**TASK ITEM:**
Find the lines in the records below that contain "text", and report each of them.

**SUPPLIED INFORMATION:**
________________________
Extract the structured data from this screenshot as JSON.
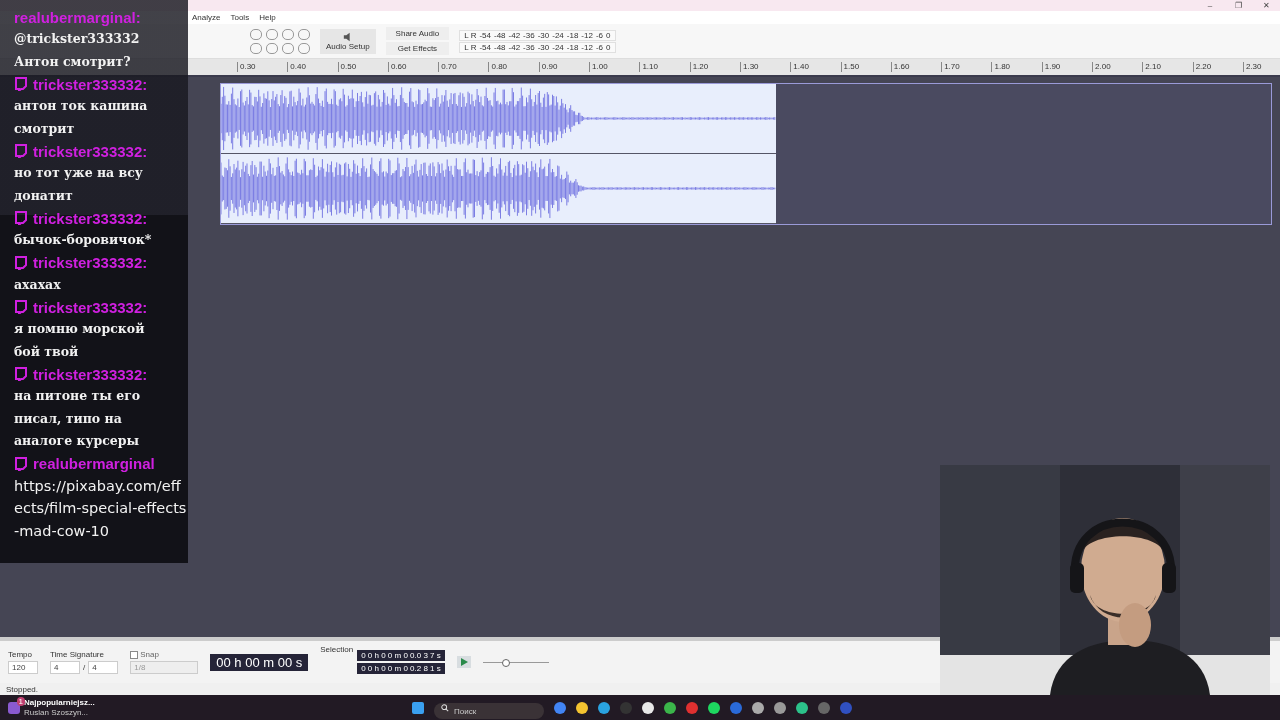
{
  "window": {
    "menu": [
      "Analyze",
      "Tools",
      "Help"
    ],
    "controls": [
      "–",
      "❐",
      "✕"
    ]
  },
  "toolbar": {
    "share_audio": "Share Audio",
    "get_effects": "Get Effects",
    "audio_setup": "Audio Setup",
    "meters": [
      {
        "channels": [
          "L",
          "R"
        ],
        "scale": [
          "-54",
          "-48",
          "-42",
          "-36",
          "-30",
          "-24",
          "-18",
          "-12",
          "-6",
          "0"
        ]
      },
      {
        "channels": [
          "L",
          "R"
        ],
        "scale": [
          "-54",
          "-48",
          "-42",
          "-36",
          "-30",
          "-24",
          "-18",
          "-12",
          "-6",
          "0"
        ]
      }
    ]
  },
  "ruler": [
    "0.30",
    "0.40",
    "0.50",
    "0.60",
    "0.70",
    "0.80",
    "0.90",
    "1.00",
    "1.10",
    "1.20",
    "1.30",
    "1.40",
    "1.50",
    "1.60",
    "1.70",
    "1.80",
    "1.90",
    "2.00",
    "2.10",
    "2.20",
    "2.30"
  ],
  "bottom_toolbar": {
    "tempo_label": "Tempo",
    "tempo": "120",
    "time_signature_label": "Time Signature",
    "beats": "4",
    "slash": "/",
    "unit": "4",
    "snap": {
      "label": "Snap",
      "checked": false
    },
    "snap_value": "1/8",
    "time": "00 h 00 m 00 s",
    "selection_label": "Selection",
    "selection_start": "0 0 h 0 0 m 0 0.0 3 7 s",
    "selection_end": "0 0 h 0 0 m 0 0.2 8 1 s",
    "speed": {
      "level": 0.35
    }
  },
  "status_bar": "Stopped.",
  "chat": [
    {
      "user": "realubermarginal:",
      "text": "@trickster333332 Антон смотрит?",
      "icon": false
    },
    {
      "user": "trickster333332:",
      "text": "антон ток кашина смотрит",
      "icon": true
    },
    {
      "user": "trickster333332:",
      "text": "но тот уже на всу донатит",
      "icon": true
    },
    {
      "user": "trickster333332:",
      "text": "бычок-боровичок*",
      "icon": true
    },
    {
      "user": "trickster333332:",
      "text": "ахахах",
      "icon": true
    },
    {
      "user": "trickster333332:",
      "text": "я помню морской бой твой",
      "icon": true
    },
    {
      "user": "trickster333332:",
      "text": "на питоне ты его писал, типо на аналоге курсеры",
      "icon": true
    },
    {
      "user": "realubermarginal",
      "text": "https://pixabay.com/effects/film-special-effects-mad-cow-10",
      "icon": true
    }
  ],
  "taskbar": {
    "notification": {
      "badge": "1",
      "title": "Najpopularniejsz...",
      "subtitle": "Ruslan Szoszyn..."
    },
    "search": {
      "placeholder": "Поиск"
    }
  }
}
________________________
**EXERCISE RESPONSE:**
      "text": "@trickster333332 Антон смотрит?",
      "text": "антон ток кашина смотрит",
      "text": "но тот уже на всу донатит",
      "text": "бычок-боровичок*",
      "text": "ахахах",
      "text": "я помню морской бой твой",
      "text": "на питоне ты его писал, типо на аналоге курсеры",
      "text": "https://pixabay.com/effects/film-special-effects-mad-cow-10",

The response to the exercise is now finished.